More specifically, both pieces mark the artist’s first two works that deal with the Syrian struggle for justice and freedom, in which Barakeh, who was born in Damascus and who currently lives in Frankfurt, has been involved from the very beginning. Behind every Scar: A Story By Aviva Kaminer. Behind every Scar: A Story By Aviva Kaminer. Regarding the Pain of Others & Damascus. Showreel_Madonna adib. Un passeport devenu tableau, pour exprimer le calvaire des Syriens. Le jeune artiste syrien Rabee Kiwan présente ses dernières œuvres à la Galerie Lab 44 à Paris.
L’occasion pour nous de découvrir « Passport Photos », un projet qui raconte à la fois le vécu d’un artiste en perpétuel déplacement et les questionnements identitaires sur l’appartenance à un territoire. Kiwan transforme son passeport, recouvert de tampons libanais et syriens, en une œuvre relatant son parcours personnel et artistique. Il décrit ainsi de façon intime la réalité du conflit et l’expérience des réfugiés sans cesse confrontés à l’exil et aux barrières des frontières. La série de tableaux « photos personnelles » regroupe des portraits de face tirées des photos d’identité de passeports de quelques amis et de l’artiste lui-même. Le sienne est quadrillée, fragmentée en mille morceaux. L’artiste : Rabee Kiwan est né en 1984 à Damas en Syrie. Exposition du 4 au 24 juin à la Galerie Lab 44.
Par Racha Abazied. Beyond Exile: Hrair Sarkissian’s Homesick. Nafas Art Magazine. Beyond Exile: Hrair Sarkissian’s Homesick By Murtaza Vali | January 2015 Exile is predicated on the existence of, love for, and bond with, one’s native place; what is true of all exile is not that home and love of home are lost, but that loss is inherent in the very existence of both.Edward Saïd, Reflections on Exile  A scale model of a non-descript muddy brown apartment block, of the sort commonly found in cities across the Middle East, fills the photograph’s frame, the first of a series of five large-scale images that form a part of Hrair Sarkissian’s latest project, Homesick (2014).
A stairway running up the center of the building bisects it into two equivalent wings.
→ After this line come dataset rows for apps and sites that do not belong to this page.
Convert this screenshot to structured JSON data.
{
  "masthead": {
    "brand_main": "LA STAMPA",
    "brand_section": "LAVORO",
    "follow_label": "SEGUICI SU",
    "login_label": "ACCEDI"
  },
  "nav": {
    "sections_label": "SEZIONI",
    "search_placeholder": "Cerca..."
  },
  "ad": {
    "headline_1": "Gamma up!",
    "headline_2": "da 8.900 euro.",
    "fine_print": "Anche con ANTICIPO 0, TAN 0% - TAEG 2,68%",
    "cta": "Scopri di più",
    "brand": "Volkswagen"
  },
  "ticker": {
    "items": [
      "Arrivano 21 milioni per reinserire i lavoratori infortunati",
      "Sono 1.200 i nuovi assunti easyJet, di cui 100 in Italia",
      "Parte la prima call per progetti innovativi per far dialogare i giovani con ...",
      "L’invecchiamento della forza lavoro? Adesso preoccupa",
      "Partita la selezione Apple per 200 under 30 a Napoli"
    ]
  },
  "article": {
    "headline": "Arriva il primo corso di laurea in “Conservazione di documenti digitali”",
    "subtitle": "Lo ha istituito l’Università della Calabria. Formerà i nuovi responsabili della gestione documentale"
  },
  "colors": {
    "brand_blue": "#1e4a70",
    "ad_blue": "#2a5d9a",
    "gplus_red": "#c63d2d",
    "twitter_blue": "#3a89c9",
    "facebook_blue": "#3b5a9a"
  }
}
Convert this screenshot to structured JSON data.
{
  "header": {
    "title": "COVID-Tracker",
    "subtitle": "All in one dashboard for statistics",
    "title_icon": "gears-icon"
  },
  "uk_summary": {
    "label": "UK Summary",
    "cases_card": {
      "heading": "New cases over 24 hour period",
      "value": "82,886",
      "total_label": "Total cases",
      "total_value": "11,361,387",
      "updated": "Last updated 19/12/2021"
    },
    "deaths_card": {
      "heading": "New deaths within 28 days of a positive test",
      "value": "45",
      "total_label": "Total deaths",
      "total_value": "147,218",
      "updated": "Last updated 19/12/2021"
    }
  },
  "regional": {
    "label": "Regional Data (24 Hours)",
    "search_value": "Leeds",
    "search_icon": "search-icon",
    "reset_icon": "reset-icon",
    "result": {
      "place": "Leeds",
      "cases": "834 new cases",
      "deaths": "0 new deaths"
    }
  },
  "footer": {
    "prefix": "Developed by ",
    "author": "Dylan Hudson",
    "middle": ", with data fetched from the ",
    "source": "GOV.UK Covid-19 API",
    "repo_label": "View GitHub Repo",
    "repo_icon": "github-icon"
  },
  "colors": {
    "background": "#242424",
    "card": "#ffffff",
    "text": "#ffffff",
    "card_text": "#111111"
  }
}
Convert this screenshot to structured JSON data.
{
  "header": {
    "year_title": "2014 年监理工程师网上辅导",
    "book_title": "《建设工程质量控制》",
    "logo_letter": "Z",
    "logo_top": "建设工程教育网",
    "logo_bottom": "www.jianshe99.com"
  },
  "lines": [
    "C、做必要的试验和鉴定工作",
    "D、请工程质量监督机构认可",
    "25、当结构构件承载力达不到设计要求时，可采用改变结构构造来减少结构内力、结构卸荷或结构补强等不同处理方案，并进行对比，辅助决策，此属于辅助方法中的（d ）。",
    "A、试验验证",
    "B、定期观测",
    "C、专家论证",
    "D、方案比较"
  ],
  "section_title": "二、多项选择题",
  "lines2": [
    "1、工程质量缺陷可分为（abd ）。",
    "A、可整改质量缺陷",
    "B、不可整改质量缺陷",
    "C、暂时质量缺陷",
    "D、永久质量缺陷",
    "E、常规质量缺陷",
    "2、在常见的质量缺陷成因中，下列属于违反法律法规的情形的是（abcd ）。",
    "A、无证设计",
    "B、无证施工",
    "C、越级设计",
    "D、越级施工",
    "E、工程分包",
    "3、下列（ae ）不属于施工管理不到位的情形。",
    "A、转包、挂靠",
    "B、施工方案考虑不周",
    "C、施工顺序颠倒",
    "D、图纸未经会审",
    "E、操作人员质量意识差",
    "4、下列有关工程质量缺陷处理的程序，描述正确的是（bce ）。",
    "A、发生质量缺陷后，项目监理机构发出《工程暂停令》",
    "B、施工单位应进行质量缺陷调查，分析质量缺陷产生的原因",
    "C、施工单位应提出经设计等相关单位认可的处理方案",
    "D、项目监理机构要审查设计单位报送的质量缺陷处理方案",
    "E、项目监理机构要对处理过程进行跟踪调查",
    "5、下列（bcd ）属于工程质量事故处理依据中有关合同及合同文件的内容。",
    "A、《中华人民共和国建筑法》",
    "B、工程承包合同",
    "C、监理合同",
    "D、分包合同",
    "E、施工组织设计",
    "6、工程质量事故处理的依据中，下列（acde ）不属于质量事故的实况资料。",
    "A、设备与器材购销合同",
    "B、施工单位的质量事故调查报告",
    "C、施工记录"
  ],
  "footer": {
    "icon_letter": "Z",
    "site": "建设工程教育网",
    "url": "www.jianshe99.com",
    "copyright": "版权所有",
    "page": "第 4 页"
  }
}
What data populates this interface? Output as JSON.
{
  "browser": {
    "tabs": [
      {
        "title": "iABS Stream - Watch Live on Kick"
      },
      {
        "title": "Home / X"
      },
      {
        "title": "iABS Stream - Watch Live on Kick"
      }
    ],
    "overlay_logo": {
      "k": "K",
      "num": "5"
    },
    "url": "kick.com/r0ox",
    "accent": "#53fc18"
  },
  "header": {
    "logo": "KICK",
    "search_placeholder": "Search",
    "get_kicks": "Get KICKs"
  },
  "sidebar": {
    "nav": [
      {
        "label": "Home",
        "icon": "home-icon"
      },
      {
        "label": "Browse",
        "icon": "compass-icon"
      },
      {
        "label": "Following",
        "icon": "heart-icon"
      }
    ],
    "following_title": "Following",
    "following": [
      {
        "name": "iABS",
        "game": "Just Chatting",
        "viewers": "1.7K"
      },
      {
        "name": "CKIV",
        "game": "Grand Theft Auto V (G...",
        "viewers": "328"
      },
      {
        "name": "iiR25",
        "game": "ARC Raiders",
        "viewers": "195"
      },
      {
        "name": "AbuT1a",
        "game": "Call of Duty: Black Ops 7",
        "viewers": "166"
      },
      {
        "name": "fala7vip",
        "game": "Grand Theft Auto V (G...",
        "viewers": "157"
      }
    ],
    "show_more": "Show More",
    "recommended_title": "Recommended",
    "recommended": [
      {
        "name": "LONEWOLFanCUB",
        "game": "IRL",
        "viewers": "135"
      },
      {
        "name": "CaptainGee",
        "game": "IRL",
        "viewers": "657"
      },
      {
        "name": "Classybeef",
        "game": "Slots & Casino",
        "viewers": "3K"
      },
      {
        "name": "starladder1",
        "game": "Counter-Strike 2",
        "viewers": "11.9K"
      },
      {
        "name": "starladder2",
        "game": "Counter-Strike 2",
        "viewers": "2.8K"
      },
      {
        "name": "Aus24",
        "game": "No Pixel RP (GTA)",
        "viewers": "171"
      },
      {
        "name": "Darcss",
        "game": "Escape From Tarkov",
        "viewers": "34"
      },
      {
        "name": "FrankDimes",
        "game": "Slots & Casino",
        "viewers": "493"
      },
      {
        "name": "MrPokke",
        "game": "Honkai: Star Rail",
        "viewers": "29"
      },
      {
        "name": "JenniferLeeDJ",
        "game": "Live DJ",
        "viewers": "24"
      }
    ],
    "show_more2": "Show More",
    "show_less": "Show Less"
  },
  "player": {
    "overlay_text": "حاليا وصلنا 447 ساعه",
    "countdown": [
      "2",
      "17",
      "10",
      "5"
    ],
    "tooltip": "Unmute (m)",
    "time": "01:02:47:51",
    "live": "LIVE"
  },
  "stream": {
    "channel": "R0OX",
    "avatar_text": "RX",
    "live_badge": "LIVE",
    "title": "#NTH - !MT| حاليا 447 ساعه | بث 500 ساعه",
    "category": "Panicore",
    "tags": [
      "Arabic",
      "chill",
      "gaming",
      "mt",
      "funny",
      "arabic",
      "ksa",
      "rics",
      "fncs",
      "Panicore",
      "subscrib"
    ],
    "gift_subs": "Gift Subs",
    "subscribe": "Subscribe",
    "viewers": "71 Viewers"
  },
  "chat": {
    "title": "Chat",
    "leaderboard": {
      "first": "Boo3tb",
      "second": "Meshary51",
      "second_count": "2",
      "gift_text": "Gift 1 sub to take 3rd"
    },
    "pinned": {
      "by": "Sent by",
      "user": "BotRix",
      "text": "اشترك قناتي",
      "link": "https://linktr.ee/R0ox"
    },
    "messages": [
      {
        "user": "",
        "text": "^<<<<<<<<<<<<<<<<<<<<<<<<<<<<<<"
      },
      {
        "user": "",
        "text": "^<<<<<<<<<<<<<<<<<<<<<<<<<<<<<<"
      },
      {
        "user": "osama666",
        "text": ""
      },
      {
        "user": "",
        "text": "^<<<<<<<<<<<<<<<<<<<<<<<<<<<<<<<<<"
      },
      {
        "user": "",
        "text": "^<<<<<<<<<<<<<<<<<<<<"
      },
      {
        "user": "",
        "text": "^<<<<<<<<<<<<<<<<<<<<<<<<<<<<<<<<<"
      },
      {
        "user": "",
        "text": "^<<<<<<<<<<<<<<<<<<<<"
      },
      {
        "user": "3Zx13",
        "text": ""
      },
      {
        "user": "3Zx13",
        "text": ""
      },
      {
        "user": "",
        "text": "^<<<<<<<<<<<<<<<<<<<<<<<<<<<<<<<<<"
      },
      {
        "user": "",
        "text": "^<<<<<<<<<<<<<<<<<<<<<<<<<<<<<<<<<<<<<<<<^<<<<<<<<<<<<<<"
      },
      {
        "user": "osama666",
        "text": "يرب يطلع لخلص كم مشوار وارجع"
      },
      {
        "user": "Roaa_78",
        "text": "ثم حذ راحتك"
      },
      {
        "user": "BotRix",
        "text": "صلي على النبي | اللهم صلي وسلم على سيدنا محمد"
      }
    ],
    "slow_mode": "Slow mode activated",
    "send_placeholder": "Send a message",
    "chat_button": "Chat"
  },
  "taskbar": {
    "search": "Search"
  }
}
News Art Market Books Comment Miami’s art museums are becoming rudderless ships Free Nearly half the city’s institutions are without leaders as powerful patrons, unruly trustees, funding issues and rivalries between ethnic groups make the waters nearly impossible to navigate Conservation Exhibitions Fairs Auctions Features The verdict that flies in the face of art history.
Tammam Azzams version of 001.